A team of 10 Australian researchers identified multiple generations of sharks that arose from mating between the common blacktip shark (Carcharhinus limbatus) and the Australian blacktip (Carcharhinus tilstoni), which is smaller and lives in warmer waters than its global counterpart.
“To find a wild hybrid animal is unusual,” the scientists wrote in the journal Conservation Genetics. “To find 57 hybrids along 2,000 km [1,240 miles] of coastline is unprecedented.”
James Cook University professor Colin Simpfendorfer, one of the paper’s co-authors, emphasized in an e-mail that he and his colleagues “don’t know what is causing these species to be mating together.” They are investigating factors including the two species’ close relationship, fishing pressure and climate change.
Australian blacktips confine themselves to tropical waters, which end around Brisbane, while the hybrid sharks swam more than 1,000 miles south to cooler areas around Sydney. Simpfendorfer, who directs the university’s Centre of Sustainable Tropical Fisheries and Aquaculture, said this may suggest the hybrid species has an evolutionary advantage as the climate changes.
As a result, he wrote, “We are now seeing individuals carrying the more tropical species genes in more southerly areas. In a changing climate, this hybridization may therefore allow these species to better adapt to different conditions.”
The researchers — who had been working on a government-funded study of the structure of shark populations along Australia’s northeast coast — first realized something unusual was going on when they found fish whose genetic analysis showed they were one kind of blacktip but their physical characteristics, particularly the number of vertebrae they had, were those of another. Shark scientists often use vertebrae counts to distinguish among species.
The team also found that several sharks that genetically identified as Australian blacktips were longer than the maximum length typically found for the species. Australian blacktips reach 5.2 feet; common blacktips in that part of the world reach 6.6 feet.
Demian Chapman, assistant director of science of Stony Brook University’s Institute for Ocean Conservation Science, said the idea that sharks can interbreed is “something a lot of shark biologists thought could happen but now we have evidence, and it’s fantastic evidence.”
He added, however, that the fact that these two species were so closely related made it easier for them to mate than wildly-divergent ones.
“It doesn’t mean we’re going to see great-white-tiger sharks anytime soon, or bull-Greenland sharks,” he said. “If any species was going to hybridize, it was going to be this pair.”

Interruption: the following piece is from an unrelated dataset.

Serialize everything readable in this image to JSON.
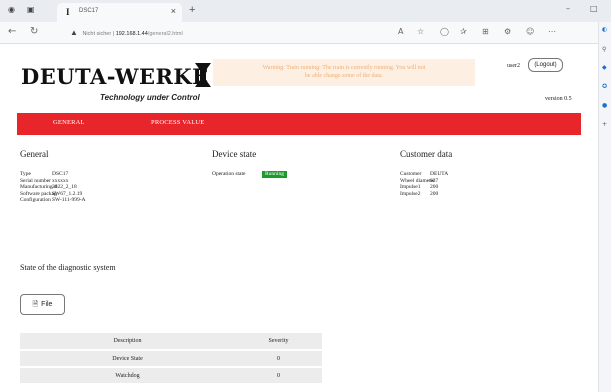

Chapman, who first documented in 2008 that some female sharks can reproduce without having intercourse, said this latest discovery suggests “there’s yet another path to reproduction that these species can do. It just reinforces that sharks can do it all when it comes to reproduction.”